Reduced Interhemispheric Connectivity in Schizophrenia-Tractography Based Segmentation of the Corpus Callosum

M. Kubicki, M. Styner, S. Bouix, G. Gerig, D. Markant, K. Smith, R. Kikinis, R. McCarley, M. E. Shenton
Schizophr Res
Volume 106, Pages 125-131
2008

Download full paper

Abstract

Background: A reduction in interhemispheric connectivity is thought to contribute to the etiology of schizophrenia. Diffusion Tensor Imaging (DTI) measures the diffusion of water and can be used to describe the integrity of the corpus callosum white matter tracts, thereby providing information concerning possible interhemispheric connectivity abnormalities. Previous DTI studies in schizophrenia are inconsistent in reporting decreased Fractional Anisotropy (FA), a measure of anisotropic diffusion, within different portions of the corpus callosum. Moreover, none of these studies has investigated corpus callosum systematically, using anatomical subdivisions.

Methods: DTI and structural MRI scans were obtained from 32 chronic schizophrenic subjects and 42 controls. Corpus callosum cross sectional area and its probabilistic subdivisions were determined automatically from structural MRI scans using a model based deformable contour segmentation. These subdivisions employ a previously generated probabilistic subdivision atlas, based on fiber tractography and anatomical lobe subdivision. The structural scanwas then co-registered with the DTI scan and the anatomical corpus callosum subdivisions were propagated to the associated FA map.

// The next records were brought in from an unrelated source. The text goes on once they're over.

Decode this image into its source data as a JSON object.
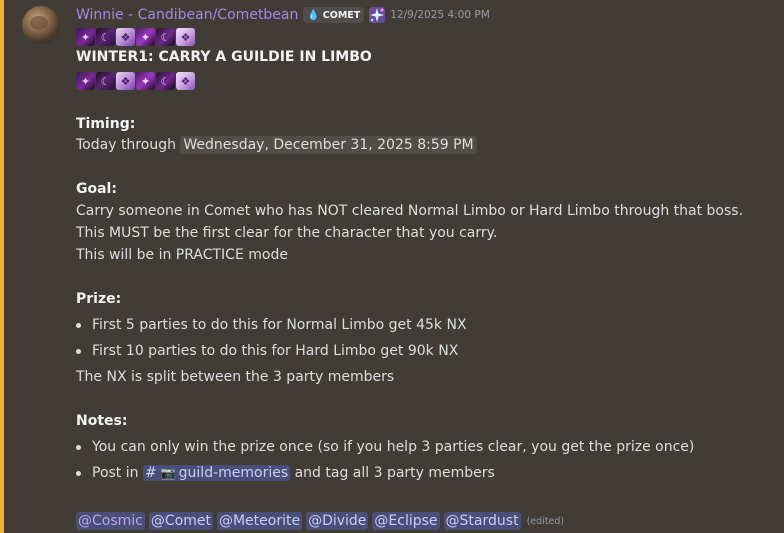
{
  "message": {
    "username": "Winnie - Candibean/Cometbean",
    "guild_tag": {
      "icon": "water-drop-icon",
      "label": "COMET"
    },
    "role_icon": "sparkle-icon",
    "timestamp": "12/9/2025 4:00 PM",
    "emoji_row": [
      "emoji-1",
      "emoji-2",
      "emoji-3",
      "emoji-4",
      "emoji-5",
      "emoji-6"
    ],
    "title": "WINTER1: CARRY A GUILDIE IN LIMBO",
    "timing": {
      "heading": "Timing:",
      "prefix": "Today through",
      "date": "Wednesday, December 31, 2025 8:59 PM"
    },
    "goal": {
      "heading": "Goal:",
      "lines": [
        "Carry someone in Comet who has NOT cleared Normal Limbo or Hard Limbo through that boss.",
        "This MUST be the first clear for the character that you carry.",
        "This will be in PRACTICE mode"
      ]
    },
    "prize": {
      "heading": "Prize:",
      "bullets": [
        "First 5 parties to do this for Normal Limbo get 45k NX",
        "First 10 parties to do this for Hard Limbo get 90k NX"
      ],
      "footer": "The NX is split between the 3 party members"
    },
    "notes": {
      "heading": "Notes:",
      "bullet1": "You can only win the prize once (so if you help 3 parties clear, you get the prize once)",
      "bullet2_prefix": "Post in",
      "channel_hash": "#",
      "channel_icon": "camera-icon",
      "channel_name": "guild-memories",
      "bullet2_suffix": "and tag all 3 party members"
    },
    "mentions": [
      "@Cosmic",
      "@Comet",
      "@Meteorite",
      "@Divide",
      "@Eclipse",
      "@Stardust"
    ],
    "edited": "(edited)"
  },
  "colors": {
    "background": "#413d36",
    "accent_bar": "#f0b232",
    "username": "#a287e6",
    "mention_bg": "#4a4f78",
    "mention_text": "#c9cdfb"
  }
}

Results: Results revealed decreased FA within parts of the corpus interconnecting frontal regions in schizophrenia compared with controls, but no significant changes for callosal fibers interconnecting parietal and temporo-occipital brain regions. In addition, integrity of the anterior corpus was statistically significantly correlated with negative as well as positive symptoms, while posterior measures correlated with positive symptoms only.

Conclusions: This study provides quantitative evidence for a reduction of interhemispheric brain connectivity in schizophrenia, involving corpus callosum, and further points to frontal connections as possibly disrupted in schizophrenia.


Reference

Kubicki M, Styner M, Bouix S, Gerig G, Markant D, Smith K, Kikinis R, McCarley R, Shenton ME. Reduced interhemispheric connectivity in schizophrenia-tractography based segmentation of the corpus callosum. Schizophr Res 2008;106:125-131.

Grants

NARSAD, NIH R03 MH068464-01, KO5 MH070047, RO1 MH50747, RO1 MH40799, VA Merit Award, VA Schizophrenia Center Grant, Milton Award (Harvard Medical School)

Research area

dti
© 2013 Psychiatry Neuroimaging Laboratory | Last updated 04.15.2013